• **TASK ITEM**
Work out how many lines in the following entries contain the string "icon", and write only that number.

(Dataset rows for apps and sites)
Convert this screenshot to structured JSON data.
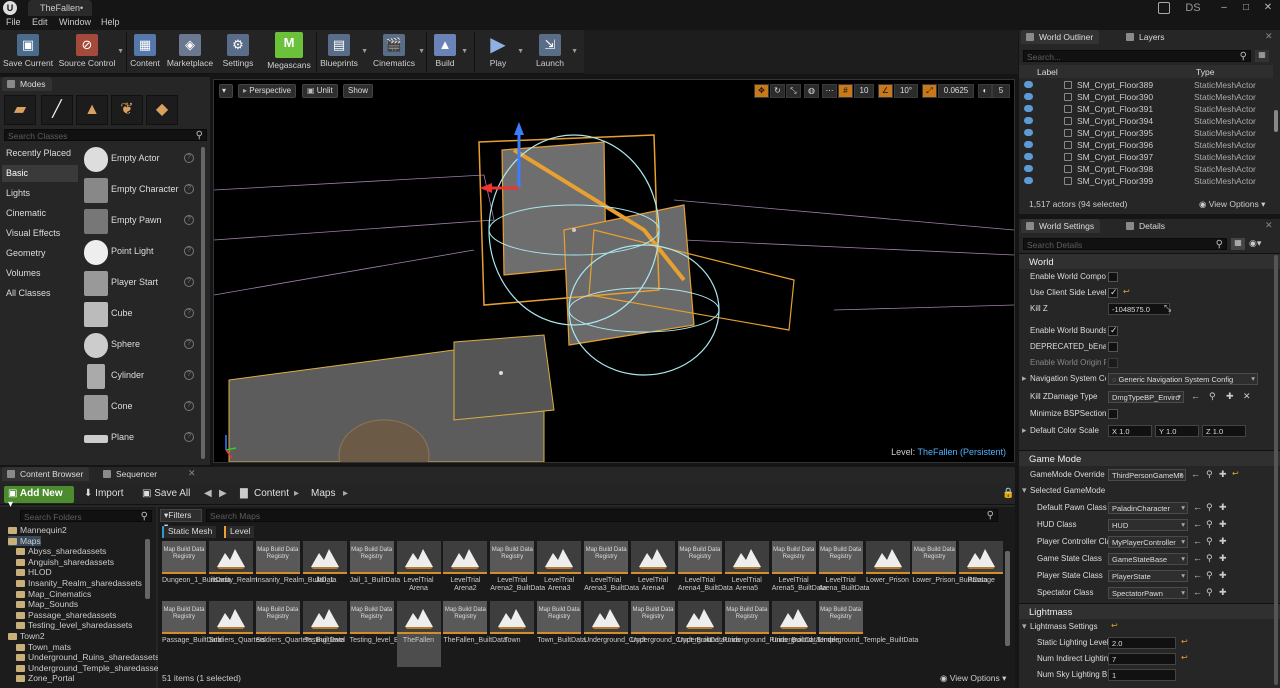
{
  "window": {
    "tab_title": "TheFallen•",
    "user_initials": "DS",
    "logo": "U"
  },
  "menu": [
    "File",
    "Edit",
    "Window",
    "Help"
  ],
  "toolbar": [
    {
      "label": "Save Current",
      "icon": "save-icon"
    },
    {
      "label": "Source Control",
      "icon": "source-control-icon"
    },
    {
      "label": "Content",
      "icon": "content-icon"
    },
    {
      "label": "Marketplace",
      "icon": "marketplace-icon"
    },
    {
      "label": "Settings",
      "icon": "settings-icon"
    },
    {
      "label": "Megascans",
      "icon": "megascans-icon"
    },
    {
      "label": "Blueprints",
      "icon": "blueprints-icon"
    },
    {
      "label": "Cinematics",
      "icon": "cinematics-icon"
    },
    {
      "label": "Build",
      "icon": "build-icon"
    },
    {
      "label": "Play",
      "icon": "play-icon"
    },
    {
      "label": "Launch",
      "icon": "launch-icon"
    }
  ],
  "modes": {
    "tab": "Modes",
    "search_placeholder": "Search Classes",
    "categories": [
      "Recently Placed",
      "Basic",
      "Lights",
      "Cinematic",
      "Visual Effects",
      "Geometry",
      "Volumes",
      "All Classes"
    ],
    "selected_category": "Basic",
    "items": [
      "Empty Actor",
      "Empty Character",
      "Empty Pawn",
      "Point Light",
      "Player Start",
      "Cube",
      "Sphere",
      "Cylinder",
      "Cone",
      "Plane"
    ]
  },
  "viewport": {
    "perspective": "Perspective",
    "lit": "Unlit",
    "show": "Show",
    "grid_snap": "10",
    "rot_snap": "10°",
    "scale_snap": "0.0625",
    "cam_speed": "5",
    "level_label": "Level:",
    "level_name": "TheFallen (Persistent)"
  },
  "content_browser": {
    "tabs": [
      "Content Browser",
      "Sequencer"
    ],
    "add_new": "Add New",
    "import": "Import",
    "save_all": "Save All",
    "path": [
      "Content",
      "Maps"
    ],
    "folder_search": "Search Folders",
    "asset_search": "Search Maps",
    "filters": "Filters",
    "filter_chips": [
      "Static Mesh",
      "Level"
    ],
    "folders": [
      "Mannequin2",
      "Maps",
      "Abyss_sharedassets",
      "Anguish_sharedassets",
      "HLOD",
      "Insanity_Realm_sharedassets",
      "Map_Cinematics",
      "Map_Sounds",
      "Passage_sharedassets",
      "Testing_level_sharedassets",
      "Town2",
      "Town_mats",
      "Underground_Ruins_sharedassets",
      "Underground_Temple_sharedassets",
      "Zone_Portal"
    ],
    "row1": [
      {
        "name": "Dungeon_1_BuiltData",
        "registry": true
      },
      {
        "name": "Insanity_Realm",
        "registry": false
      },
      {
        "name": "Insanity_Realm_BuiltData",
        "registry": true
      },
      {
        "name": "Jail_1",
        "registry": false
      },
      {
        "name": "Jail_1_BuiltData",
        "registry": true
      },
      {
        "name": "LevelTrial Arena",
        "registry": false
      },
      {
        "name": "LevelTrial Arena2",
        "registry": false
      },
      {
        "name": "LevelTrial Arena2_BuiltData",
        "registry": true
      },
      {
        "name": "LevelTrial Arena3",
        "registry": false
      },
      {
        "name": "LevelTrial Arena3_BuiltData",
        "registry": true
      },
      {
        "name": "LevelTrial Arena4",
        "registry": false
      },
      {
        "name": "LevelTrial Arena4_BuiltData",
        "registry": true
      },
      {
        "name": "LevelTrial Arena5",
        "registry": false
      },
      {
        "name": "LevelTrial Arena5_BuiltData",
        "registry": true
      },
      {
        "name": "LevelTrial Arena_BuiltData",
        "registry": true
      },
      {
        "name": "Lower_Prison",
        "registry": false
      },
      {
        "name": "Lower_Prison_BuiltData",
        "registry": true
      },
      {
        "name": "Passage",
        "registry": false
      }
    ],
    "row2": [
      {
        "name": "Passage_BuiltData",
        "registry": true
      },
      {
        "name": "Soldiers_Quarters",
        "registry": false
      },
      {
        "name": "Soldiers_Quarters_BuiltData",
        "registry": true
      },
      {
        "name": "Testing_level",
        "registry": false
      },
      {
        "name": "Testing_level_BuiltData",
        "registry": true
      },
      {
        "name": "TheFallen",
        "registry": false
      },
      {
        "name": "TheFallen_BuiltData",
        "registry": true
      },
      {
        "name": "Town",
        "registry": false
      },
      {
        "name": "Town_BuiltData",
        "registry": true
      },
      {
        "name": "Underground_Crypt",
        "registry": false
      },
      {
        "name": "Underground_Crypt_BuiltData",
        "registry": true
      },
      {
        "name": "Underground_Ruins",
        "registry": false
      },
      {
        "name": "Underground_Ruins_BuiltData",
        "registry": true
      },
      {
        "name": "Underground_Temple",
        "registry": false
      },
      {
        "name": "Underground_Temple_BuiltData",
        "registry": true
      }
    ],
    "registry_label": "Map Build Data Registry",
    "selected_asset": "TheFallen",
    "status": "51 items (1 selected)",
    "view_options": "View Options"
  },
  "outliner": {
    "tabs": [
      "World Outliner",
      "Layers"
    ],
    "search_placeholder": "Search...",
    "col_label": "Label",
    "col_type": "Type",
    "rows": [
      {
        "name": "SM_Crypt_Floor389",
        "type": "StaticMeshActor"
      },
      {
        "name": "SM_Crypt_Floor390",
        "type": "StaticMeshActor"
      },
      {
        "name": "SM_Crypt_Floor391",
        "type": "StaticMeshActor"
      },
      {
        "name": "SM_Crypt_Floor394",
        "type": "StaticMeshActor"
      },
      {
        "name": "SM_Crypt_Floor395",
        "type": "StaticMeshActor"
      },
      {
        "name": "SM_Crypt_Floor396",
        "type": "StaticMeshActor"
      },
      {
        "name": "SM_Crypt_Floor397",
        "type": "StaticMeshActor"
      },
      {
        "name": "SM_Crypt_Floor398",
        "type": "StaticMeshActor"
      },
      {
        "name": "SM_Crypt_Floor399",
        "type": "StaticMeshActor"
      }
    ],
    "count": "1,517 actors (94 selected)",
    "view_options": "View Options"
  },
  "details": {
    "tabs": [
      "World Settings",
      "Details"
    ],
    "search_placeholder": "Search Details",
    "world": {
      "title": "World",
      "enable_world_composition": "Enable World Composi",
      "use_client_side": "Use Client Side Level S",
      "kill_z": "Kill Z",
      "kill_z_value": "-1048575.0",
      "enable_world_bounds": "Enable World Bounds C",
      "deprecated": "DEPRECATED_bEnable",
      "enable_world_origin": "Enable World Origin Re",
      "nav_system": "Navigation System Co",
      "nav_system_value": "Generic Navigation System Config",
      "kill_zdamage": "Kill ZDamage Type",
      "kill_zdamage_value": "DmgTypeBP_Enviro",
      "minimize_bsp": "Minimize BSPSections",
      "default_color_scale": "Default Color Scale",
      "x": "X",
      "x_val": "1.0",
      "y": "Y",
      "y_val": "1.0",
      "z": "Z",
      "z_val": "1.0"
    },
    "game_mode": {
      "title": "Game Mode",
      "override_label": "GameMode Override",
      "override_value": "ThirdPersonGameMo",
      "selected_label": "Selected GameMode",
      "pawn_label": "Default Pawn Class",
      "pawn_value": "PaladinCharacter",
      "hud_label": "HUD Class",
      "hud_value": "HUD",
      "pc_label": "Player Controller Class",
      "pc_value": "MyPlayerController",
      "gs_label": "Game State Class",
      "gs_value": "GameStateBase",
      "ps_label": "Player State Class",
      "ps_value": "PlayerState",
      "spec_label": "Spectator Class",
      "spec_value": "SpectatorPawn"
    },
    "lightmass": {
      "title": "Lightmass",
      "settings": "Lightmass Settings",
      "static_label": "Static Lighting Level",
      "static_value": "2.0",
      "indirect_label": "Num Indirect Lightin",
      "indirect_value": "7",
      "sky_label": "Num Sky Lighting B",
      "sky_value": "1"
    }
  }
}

• **RESPONSE BOX**
11